» Raw data
'''
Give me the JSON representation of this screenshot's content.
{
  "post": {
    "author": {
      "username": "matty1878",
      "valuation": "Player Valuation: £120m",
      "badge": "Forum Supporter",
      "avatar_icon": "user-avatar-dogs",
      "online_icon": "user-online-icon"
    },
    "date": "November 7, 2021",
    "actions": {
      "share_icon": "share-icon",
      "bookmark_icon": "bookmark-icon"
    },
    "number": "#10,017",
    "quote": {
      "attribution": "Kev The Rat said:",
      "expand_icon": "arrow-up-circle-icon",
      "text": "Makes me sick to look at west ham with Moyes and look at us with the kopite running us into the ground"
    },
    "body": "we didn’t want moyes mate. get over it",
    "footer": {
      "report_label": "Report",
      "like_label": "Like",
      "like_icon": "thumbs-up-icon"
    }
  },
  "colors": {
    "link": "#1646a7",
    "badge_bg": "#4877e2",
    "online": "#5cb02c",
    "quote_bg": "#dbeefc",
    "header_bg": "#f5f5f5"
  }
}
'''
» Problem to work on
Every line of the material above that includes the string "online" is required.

» Final answer
      "online_icon": "user-online-icon"
    "online": "#5cb02c",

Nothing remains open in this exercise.